A recent report from the European Central Bank (ECB) highlighted that linkages with the non-bank financial intermediation (NBFI) sector expose banks to liquidity, market and credit risks, with liquidity risk seeming to be the main concern at present, and that a small group of systemically important banks is key to ensuring the smooth operation of parts of the NBFI sector.
Banks are connected to NBFI sector entities via loans, securities and derivatives exposures, as well as funding dependencies. Linkages with the NBFI sector expose banks to liquidity, market and credit risks. Funding from NBFI entities would appear to be the most likely and strongest spillover channel, given that NBFI entities maintain their liquidity buffers primarily as deposits and very short-term repo transactions with banks.
At the same time, direct credit exposures are smaller and are often related to NBFI entities associated with banking groups. Links with NBFI entities are highly concentrated in a small group of systemically important banks, whose sizeable capital and liquidity buffers are essential to mitigate spillover risks.
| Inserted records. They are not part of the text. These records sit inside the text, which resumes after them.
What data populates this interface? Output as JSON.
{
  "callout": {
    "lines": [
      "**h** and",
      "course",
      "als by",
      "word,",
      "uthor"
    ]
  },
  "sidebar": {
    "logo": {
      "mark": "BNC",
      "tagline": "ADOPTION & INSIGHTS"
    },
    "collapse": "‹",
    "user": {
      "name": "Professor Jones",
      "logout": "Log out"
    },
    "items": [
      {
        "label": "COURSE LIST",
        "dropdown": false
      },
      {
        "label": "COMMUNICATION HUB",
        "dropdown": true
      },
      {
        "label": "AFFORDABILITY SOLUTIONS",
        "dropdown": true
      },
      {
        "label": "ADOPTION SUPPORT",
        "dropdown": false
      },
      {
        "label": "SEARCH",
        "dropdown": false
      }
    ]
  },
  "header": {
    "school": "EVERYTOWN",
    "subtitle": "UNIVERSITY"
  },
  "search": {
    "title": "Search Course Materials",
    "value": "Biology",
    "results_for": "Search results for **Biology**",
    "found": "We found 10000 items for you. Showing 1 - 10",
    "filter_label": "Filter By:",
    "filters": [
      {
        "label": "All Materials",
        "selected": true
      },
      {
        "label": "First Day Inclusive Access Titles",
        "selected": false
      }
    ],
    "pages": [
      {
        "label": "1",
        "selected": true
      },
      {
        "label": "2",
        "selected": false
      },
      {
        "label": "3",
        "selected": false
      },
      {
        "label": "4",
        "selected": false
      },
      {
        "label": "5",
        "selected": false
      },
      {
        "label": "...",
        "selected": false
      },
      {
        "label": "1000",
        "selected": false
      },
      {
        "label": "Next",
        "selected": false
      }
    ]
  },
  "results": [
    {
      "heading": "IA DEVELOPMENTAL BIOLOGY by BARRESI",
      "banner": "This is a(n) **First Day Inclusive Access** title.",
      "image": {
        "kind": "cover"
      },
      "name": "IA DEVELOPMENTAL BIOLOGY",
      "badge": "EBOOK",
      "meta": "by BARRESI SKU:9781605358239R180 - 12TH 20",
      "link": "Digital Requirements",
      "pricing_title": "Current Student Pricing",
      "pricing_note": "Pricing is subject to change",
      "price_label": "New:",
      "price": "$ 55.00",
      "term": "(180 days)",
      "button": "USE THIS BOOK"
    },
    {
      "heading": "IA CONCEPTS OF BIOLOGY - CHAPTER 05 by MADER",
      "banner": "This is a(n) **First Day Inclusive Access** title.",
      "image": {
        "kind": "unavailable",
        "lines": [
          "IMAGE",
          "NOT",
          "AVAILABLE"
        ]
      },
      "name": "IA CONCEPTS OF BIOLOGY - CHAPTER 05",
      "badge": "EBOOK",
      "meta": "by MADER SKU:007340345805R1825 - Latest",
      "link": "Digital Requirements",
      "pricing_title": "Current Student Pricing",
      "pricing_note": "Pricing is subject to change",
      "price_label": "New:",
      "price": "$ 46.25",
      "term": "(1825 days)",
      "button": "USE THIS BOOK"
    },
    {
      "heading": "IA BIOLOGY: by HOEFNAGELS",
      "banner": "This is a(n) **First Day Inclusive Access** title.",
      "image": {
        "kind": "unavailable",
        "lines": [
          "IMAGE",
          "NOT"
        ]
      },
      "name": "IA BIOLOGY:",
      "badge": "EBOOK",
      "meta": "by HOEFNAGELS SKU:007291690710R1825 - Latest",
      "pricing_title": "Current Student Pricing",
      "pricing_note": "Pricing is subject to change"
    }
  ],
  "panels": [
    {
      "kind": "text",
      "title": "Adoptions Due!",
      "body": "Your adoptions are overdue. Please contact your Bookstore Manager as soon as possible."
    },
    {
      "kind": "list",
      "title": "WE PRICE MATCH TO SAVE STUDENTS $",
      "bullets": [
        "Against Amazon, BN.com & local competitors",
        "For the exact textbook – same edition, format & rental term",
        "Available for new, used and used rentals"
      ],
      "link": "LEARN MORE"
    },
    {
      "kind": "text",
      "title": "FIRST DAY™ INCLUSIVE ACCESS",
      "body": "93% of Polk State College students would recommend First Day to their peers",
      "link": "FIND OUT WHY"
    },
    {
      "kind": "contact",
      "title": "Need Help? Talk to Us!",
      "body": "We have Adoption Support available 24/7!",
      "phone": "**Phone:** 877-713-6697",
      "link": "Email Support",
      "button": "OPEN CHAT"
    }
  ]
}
NBFI entities play a major role as providers of repo funding to banks. In the last quarter of 2022, almost half of all repo funding to banks came from these entities. The share of euro area bank repo funding from non-banks has fluctuated between 41% and 54% since 2015. Investment funds and other financial institutions are the largest group of NBFI entities providing repo funding to banks, with French, German and Dutch banks being the main recipients.
The bulk of the NBFI sector’s repo funding to banks has a very short maturity. Around half the repo funding provided by NBFI entities consists of overnight transactions, while almost 80% of volumes have a maturity of one month or less. This suggests that banks may face significant rollover risk.
As is the case for unsecured deposits, repo transactions often serve as a liquidity buffer for NBFI entities, in particular for investment funds and other financial institutions, including broker-dealers (Chart B.2, panel b). Banks might therefore need to replace the funding obtained in the repo market very rapidly if the NBFI sector were to be hit by large, abrupt outflows.
Banks’ funding from NBFI entities is highly concentrated, on both the borrower and the lender side. Large banks account for about 80% of euro area banks’ total repo borrowing from NBFI entities. These banks play a central role in the market, as they are virtually the only recipient of repo liquidity from investment funds, insurers, pension funds and money market funds. Most of the repo volume is also concentrated in a small number of lenders. The top 10% of lenders by size provide 88% of total funding. These figures suggest that concentration risk is elevated, as there is a small number of banks which heavily rely on repo funding, which is provided by a small number of NBFI entities.